> _Your objective_
Look for the string "name" in the listing below, then copy every line that has it.

> _Data to process_
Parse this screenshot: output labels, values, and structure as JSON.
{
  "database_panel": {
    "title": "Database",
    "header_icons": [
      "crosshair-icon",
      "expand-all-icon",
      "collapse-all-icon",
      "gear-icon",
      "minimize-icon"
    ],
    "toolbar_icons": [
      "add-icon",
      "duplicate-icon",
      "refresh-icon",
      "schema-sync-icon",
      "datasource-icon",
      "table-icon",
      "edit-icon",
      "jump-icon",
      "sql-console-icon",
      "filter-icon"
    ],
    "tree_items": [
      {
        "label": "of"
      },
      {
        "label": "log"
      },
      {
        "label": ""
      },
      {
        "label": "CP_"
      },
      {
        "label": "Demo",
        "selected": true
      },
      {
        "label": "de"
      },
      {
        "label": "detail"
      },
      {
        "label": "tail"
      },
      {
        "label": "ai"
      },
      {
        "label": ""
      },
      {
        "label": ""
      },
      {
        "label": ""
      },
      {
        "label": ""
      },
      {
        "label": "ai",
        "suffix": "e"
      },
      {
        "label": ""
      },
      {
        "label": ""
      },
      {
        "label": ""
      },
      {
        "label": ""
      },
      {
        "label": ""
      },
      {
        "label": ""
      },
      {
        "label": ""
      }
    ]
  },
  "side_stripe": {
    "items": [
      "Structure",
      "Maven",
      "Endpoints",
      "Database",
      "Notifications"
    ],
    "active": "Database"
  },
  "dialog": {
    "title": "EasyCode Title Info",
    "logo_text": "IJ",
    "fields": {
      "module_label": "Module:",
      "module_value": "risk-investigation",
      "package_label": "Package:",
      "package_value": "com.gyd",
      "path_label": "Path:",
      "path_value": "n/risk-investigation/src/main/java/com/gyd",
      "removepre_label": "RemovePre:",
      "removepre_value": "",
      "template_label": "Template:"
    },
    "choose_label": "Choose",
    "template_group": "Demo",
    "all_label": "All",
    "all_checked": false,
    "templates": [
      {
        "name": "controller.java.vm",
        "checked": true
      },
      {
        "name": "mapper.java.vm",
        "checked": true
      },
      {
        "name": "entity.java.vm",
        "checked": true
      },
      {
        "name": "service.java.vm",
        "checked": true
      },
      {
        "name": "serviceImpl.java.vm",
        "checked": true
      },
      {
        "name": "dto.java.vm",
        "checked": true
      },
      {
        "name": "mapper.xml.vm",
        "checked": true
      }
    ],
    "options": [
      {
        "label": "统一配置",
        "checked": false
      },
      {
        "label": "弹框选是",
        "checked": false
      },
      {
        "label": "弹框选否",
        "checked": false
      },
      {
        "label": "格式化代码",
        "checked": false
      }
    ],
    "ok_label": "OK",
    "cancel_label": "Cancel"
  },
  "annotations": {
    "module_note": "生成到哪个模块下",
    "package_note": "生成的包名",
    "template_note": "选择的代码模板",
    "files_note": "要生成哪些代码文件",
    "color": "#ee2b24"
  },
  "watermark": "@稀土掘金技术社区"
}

> _Result for this exercise_
        "name": "controller.java.vm",
        "name": "mapper.java.vm",
        "name": "entity.java.vm",
        "name": "service.java.vm",
        "name": "serviceImpl.java.vm",
        "name": "dto.java.vm",
        "name": "mapper.xml.vm",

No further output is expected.